2. Who are some of the contributors to this book? How are different sides of the issue represented?
Gregerman: For the most part, the contributors are scholars of religion in universities, not political scientists. We’re not looking to solve a political problem; we’re looking to continue relationships and to help people understand the religious diversity of opinions. Jews, Christians and a Muslim scholar contributed to this book. Some are historians, theologians or biblical scholars. There are many Christian denominations represented – Catholics, Lutherans, other Protestant churches. And there is a spectrum of Jewish religious views, from conservative orthodox to liberal. A Muslim contributor wrote an article about Jerusalem and Islam. But it’s impossible to have representatives of every voice involved in the Israeli-Palestinian conflict.
“One of our goals with this project is to get people to encounter ideas they would not have otherwise, and to do so open-mindedly and sympathetically.”
3. What are some of the more interesting topics covered in the curriculum?
Cunningham: The curriculum consists of short, primary-source excerpts from people and religious groups writing about the Israeli-Palestinian conflict. We have Evangelical Protestants, Mainline Protestants, Catholics, Reform Jews and Orthodox Jews. We make clear that even within a religious tradition, there are not uniform opinions. When people read the texts that Adam selected, they’re also given a worksheet to ask certain questions about the text they’re reading. That’s what people talk about. We field-tested this curriculum several times at St. Joe’s, and at some churches and synagogues in Bryn Mawr. In response, people said things like, “If we hadn’t done this project, I would have never read anything written by an Evangelical Christian or an Orthodox Jew.” People have to reflect on what their own presumptions are when confronted in a non-hostile way.
4. How is this book useful in today’s society?
Cunningham: We have a divide in our country right now where people assume the worst about those with different opinions than their own. This process encourages folks not to assume the worst about the other voice they’re reading. We want people to think: “Oh, that’s reasonable now that I understand their views even if I don’t agree with them. Now, what do I do?” There is a lot of energy and passion around these topics, but they’re not well understood and rarely disentangled. We hope people come to understand the complexities of an issue that is often approached without much nuance.
5. What do you hope readers take away from this book?
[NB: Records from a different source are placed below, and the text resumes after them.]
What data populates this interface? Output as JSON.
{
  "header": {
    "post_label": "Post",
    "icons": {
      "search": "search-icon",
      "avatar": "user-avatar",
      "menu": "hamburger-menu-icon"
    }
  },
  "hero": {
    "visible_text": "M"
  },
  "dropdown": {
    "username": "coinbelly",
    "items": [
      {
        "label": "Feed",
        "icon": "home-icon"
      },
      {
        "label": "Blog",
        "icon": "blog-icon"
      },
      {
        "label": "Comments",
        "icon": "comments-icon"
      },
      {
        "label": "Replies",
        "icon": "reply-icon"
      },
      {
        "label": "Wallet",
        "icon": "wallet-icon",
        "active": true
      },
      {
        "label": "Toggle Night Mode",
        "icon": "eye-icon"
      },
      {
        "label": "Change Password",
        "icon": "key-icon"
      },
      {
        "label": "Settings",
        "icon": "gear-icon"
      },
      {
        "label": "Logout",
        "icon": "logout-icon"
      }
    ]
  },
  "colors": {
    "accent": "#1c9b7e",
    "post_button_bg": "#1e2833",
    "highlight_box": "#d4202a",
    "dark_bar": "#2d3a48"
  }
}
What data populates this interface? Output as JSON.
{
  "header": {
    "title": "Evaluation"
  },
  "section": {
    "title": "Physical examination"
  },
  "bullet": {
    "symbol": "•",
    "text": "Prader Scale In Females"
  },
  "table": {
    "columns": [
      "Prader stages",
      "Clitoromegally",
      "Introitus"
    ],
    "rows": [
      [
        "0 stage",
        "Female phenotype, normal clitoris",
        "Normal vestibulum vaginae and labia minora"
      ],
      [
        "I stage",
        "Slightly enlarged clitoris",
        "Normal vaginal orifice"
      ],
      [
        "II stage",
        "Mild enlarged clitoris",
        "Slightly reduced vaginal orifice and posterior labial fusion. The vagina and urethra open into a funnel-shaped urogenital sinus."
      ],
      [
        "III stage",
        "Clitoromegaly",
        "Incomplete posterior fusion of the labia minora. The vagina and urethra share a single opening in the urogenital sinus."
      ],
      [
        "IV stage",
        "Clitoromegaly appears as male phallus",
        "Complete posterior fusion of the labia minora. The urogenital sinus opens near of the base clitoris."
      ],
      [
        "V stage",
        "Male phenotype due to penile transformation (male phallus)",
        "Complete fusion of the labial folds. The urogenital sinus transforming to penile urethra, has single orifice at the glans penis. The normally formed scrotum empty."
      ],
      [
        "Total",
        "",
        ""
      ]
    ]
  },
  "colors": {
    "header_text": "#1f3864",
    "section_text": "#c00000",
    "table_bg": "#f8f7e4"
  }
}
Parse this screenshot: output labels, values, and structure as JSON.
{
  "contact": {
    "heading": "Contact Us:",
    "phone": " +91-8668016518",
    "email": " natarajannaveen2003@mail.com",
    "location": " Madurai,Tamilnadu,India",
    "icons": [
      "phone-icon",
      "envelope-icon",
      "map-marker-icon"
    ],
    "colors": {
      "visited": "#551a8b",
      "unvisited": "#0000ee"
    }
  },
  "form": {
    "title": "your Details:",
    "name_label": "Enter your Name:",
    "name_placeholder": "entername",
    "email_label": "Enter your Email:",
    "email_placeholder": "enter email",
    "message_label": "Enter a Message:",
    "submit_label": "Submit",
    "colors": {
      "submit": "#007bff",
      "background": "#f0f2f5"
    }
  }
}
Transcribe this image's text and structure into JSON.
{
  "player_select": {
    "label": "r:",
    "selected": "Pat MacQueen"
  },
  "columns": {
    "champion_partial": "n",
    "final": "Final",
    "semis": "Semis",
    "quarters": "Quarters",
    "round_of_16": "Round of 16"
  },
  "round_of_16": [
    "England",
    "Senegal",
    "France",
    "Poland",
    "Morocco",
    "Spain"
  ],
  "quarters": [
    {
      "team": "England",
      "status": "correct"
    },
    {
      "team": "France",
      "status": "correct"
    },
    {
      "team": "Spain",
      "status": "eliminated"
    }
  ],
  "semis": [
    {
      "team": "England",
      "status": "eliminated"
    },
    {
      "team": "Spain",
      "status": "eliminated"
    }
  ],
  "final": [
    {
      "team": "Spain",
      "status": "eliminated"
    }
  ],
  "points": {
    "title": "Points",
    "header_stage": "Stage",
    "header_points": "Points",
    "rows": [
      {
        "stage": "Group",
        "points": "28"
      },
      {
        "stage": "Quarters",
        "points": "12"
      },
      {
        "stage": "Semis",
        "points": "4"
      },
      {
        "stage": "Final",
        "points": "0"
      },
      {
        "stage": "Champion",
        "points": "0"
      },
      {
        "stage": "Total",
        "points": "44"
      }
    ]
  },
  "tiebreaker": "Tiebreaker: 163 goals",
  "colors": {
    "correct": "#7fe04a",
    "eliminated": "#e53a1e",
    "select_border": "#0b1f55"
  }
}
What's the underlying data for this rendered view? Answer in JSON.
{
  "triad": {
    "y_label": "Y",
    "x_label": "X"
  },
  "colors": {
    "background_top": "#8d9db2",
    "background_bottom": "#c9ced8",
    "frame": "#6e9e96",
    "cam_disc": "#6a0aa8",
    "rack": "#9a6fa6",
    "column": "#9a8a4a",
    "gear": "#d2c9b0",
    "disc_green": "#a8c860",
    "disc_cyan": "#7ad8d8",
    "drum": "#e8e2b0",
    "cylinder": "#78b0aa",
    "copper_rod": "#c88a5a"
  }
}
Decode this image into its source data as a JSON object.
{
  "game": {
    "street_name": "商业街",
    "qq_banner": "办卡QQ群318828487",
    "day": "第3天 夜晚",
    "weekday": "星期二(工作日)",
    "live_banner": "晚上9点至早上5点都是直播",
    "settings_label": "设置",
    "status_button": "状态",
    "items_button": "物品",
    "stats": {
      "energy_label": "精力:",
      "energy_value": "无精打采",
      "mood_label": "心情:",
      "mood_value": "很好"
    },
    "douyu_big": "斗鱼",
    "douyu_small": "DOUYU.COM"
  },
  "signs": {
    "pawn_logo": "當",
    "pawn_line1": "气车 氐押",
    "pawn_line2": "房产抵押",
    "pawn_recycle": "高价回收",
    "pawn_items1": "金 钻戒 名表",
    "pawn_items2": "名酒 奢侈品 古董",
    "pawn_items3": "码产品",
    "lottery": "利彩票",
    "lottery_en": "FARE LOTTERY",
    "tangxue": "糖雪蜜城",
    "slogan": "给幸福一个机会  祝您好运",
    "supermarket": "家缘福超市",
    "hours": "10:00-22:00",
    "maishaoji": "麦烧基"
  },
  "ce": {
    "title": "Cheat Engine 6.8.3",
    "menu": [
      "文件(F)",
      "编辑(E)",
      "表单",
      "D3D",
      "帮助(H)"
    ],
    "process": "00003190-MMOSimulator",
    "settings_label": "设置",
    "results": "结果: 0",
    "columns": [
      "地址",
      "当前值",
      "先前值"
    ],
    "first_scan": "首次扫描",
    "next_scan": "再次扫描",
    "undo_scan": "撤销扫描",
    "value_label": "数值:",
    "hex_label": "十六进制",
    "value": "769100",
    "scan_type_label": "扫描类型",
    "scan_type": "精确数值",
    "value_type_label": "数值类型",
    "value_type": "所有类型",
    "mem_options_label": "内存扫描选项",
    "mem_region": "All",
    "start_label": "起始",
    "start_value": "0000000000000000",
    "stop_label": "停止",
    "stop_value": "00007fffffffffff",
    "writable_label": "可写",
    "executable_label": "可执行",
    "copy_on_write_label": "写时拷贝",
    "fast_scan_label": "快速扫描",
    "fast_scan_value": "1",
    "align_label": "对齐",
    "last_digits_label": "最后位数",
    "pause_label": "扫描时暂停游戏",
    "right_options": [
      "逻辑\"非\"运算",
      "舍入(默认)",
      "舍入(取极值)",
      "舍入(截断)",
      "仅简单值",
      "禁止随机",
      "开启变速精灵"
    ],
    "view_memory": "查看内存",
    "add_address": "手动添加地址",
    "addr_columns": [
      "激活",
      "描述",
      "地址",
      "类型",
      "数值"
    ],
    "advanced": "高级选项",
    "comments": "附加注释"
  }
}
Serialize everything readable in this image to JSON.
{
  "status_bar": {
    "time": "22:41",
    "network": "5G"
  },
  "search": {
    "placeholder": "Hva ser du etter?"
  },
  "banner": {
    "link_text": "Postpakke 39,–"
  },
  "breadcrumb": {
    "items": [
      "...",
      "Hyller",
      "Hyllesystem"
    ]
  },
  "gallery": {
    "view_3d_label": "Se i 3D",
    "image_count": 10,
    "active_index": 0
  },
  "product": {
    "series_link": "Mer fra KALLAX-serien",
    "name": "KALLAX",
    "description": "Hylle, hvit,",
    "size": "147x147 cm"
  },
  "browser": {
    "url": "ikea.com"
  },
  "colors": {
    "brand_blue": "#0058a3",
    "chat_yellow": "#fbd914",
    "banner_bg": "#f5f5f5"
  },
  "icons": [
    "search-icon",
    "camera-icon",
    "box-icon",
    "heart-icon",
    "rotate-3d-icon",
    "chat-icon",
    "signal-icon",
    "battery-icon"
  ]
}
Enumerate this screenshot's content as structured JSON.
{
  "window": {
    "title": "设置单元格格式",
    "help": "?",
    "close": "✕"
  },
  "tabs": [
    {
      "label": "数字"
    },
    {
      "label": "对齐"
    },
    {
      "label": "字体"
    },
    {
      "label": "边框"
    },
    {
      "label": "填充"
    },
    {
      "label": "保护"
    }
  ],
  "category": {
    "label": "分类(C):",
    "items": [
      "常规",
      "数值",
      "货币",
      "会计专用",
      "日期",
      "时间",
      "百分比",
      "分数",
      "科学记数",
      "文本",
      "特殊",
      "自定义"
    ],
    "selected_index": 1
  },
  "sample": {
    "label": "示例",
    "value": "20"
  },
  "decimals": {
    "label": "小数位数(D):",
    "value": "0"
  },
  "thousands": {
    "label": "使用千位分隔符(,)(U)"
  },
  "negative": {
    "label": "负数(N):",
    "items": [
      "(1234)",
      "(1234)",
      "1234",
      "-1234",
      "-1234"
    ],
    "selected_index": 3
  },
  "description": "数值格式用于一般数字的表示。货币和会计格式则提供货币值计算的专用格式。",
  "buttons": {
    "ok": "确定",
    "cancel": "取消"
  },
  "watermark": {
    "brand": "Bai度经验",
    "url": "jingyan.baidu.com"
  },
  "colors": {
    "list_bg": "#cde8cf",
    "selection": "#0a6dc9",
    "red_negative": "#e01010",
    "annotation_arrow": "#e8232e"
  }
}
Gregerman: This book is meant as a practical guide for communities who want to deal with this particular topic. It was intentionally designed to aid difficult interreligious dialogues. One thing we saw when we field-tested this was – since the topic is so volatile – people immediately wanted to criticize other views or defend their own. So, the first task is not to criticize what’s on the page; it’s to understand the reasoning and rationale behind it. Is there a reason someone believes this? Is there a way to read the Bible that would convince you of this passage? This book encourages people to take a step back. You find people saying things you wouldn’t expect them to say. It forces you to rethink, “Why did I think about that?”
Cunningham: One of our goals with this project is to get people to encounter ideas they would not have otherwise, and to do so open-mindedly and sympathetically. It’s hard to do. It’s an unfamiliar skillset, to learn how to not rebut and not criticize or critique, but to hear. It’s a good skill if you can develop it, especially for accommodating diverse perspectives.